• YOUR INSTRUCTIONS
If a line in the entries contains the string "label", include that line in your answer.

• SUPPLIED ENTRIES
- - - - -

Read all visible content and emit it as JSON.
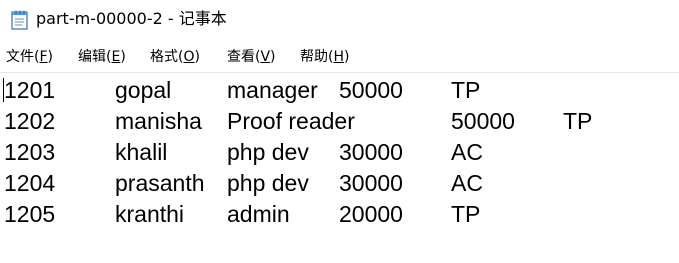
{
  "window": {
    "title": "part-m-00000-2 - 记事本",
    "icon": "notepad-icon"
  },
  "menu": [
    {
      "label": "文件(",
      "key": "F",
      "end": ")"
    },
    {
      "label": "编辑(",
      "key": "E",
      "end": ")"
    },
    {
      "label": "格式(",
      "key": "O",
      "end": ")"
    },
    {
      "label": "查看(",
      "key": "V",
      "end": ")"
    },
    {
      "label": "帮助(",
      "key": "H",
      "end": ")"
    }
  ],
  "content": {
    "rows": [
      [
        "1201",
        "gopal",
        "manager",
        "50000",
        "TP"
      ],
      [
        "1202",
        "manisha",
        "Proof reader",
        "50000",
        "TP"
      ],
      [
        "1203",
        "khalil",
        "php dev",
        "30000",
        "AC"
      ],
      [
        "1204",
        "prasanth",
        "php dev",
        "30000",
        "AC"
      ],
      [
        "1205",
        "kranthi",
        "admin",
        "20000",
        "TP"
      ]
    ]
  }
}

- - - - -

• ANSWER SECTION
      "label": "文件(",
      "label": "编辑(",
      "label": "格式(",
      "label": "查看(",
      "label": "帮助(",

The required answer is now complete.